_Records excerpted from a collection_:
»»

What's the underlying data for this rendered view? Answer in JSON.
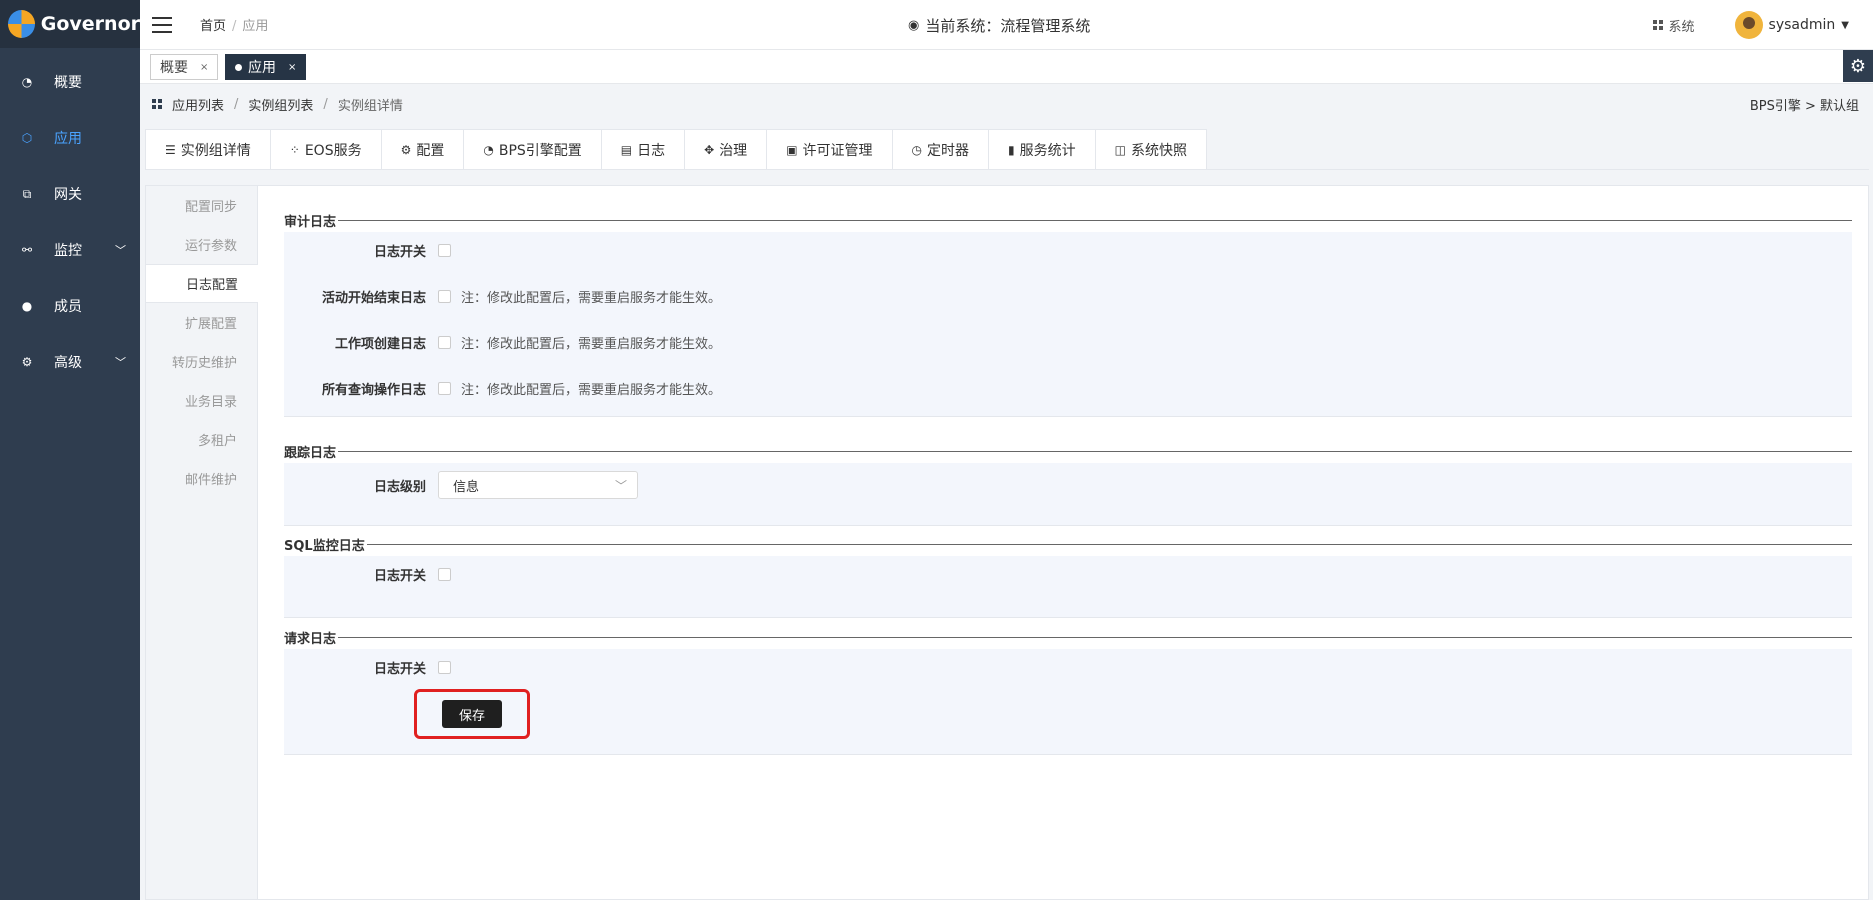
{
  "app": {
    "name": "Governor"
  },
  "sidebar": {
    "items": [
      {
        "label": "概要",
        "icon": "dashboard-icon",
        "active": false
      },
      {
        "label": "应用",
        "icon": "cube-icon",
        "active": true
      },
      {
        "label": "网关",
        "icon": "gateway-icon",
        "active": false
      },
      {
        "label": "监控",
        "icon": "monitor-icon",
        "active": false,
        "expandable": true
      },
      {
        "label": "成员",
        "icon": "user-icon",
        "active": false
      },
      {
        "label": "高级",
        "icon": "settings-icon",
        "active": false,
        "expandable": true
      }
    ]
  },
  "header": {
    "breadcrumb": [
      "首页",
      "应用"
    ],
    "current_system": "当前系统：流程管理系统",
    "system_menu": "系统",
    "username": "sysadmin"
  },
  "open_tabs": [
    {
      "label": "概要",
      "active": false
    },
    {
      "label": "应用",
      "active": true
    }
  ],
  "breadcrumb": {
    "items": [
      "应用列表",
      "实例组列表",
      "实例组详情"
    ],
    "right": "BPS引擎 > 默认组"
  },
  "main_tabs": [
    {
      "label": "实例组详情",
      "icon": "list-icon"
    },
    {
      "label": "EOS服务",
      "icon": "apps-icon"
    },
    {
      "label": "配置",
      "icon": "gear-icon"
    },
    {
      "label": "BPS引擎配置",
      "icon": "dashboard-icon",
      "active": true
    },
    {
      "label": "日志",
      "icon": "log-icon"
    },
    {
      "label": "治理",
      "icon": "governance-icon"
    },
    {
      "label": "许可证管理",
      "icon": "license-icon"
    },
    {
      "label": "定时器",
      "icon": "clock-icon"
    },
    {
      "label": "服务统计",
      "icon": "bar-chart-icon"
    },
    {
      "label": "系统快照",
      "icon": "camera-icon"
    }
  ],
  "sub_nav": [
    {
      "label": "配置同步",
      "active": false
    },
    {
      "label": "运行参数",
      "active": false
    },
    {
      "label": "日志配置",
      "active": true
    },
    {
      "label": "扩展配置",
      "active": false
    },
    {
      "label": "转历史维护",
      "active": false
    },
    {
      "label": "业务目录",
      "active": false
    },
    {
      "label": "多租户",
      "active": false
    },
    {
      "label": "邮件维护",
      "active": false
    }
  ],
  "sections": {
    "audit": {
      "title": "审计日志",
      "log_switch": "日志开关",
      "activity_log": "活动开始结束日志",
      "workitem_log": "工作项创建日志",
      "query_log": "所有查询操作日志",
      "note": "注：修改此配置后，需要重启服务才能生效。"
    },
    "trace": {
      "title": "跟踪日志",
      "level_label": "日志级别",
      "level_value": "信息"
    },
    "sql": {
      "title": "SQL监控日志",
      "log_switch": "日志开关"
    },
    "request": {
      "title": "请求日志",
      "log_switch": "日志开关"
    }
  },
  "save_label": "保存"
}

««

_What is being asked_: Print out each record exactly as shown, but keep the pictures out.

_Expected output_:
What's the underlying data for this rendered view? Answer in JSON.
{
  "app": {
    "name": "Governor"
  },
  "sidebar": {
    "items": [
      {
        "label": "概要",
        "icon": "dashboard-icon",
        "active": false
      },
      {
        "label": "应用",
        "icon": "cube-icon",
        "active": true
      },
      {
        "label": "网关",
        "icon": "gateway-icon",
        "active": false
      },
      {
        "label": "监控",
        "icon": "monitor-icon",
        "active": false,
        "expandable": true
      },
      {
        "label": "成员",
        "icon": "user-icon",
        "active": false
      },
      {
        "label": "高级",
        "icon": "settings-icon",
        "active": false,
        "expandable": true
      }
    ]
  },
  "header": {
    "breadcrumb": [
      "首页",
      "应用"
    ],
    "current_system": "当前系统：流程管理系统",
    "system_menu": "系统",
    "username": "sysadmin"
  },
  "open_tabs": [
    {
      "label": "概要",
      "active": false
    },
    {
      "label": "应用",
      "active": true
    }
  ],
  "breadcrumb": {
    "items": [
      "应用列表",
      "实例组列表",
      "实例组详情"
    ],
    "right": "BPS引擎 > 默认组"
  },
  "main_tabs": [
    {
      "label": "实例组详情",
      "icon": "list-icon"
    },
    {
      "label": "EOS服务",
      "icon": "apps-icon"
    },
    {
      "label": "配置",
      "icon": "gear-icon"
    },
    {
      "label": "BPS引擎配置",
      "icon": "dashboard-icon",
      "active": true
    },
    {
      "label": "日志",
      "icon": "log-icon"
    },
    {
      "label": "治理",
      "icon": "governance-icon"
    },
    {
      "label": "许可证管理",
      "icon": "license-icon"
    },
    {
      "label": "定时器",
      "icon": "clock-icon"
    },
    {
      "label": "服务统计",
      "icon": "bar-chart-icon"
    },
    {
      "label": "系统快照",
      "icon": "camera-icon"
    }
  ],
  "sub_nav": [
    {
      "label": "配置同步",
      "active": false
    },
    {
      "label": "运行参数",
      "active": false
    },
    {
      "label": "日志配置",
      "active": true
    },
    {
      "label": "扩展配置",
      "active": false
    },
    {
      "label": "转历史维护",
      "active": false
    },
    {
      "label": "业务目录",
      "active": false
    },
    {
      "label": "多租户",
      "active": false
    },
    {
      "label": "邮件维护",
      "active": false
    }
  ],
  "sections": {
    "audit": {
      "title": "审计日志",
      "log_switch": "日志开关",
      "activity_log": "活动开始结束日志",
      "workitem_log": "工作项创建日志",
      "query_log": "所有查询操作日志",
      "note": "注：修改此配置后，需要重启服务才能生效。"
    },
    "trace": {
      "title": "跟踪日志",
      "level_label": "日志级别",
      "level_value": "信息"
    },
    "sql": {
      "title": "SQL监控日志",
      "log_switch": "日志开关"
    },
    "request": {
      "title": "请求日志",
      "log_switch": "日志开关"
    }
  },
  "save_label": "保存"
}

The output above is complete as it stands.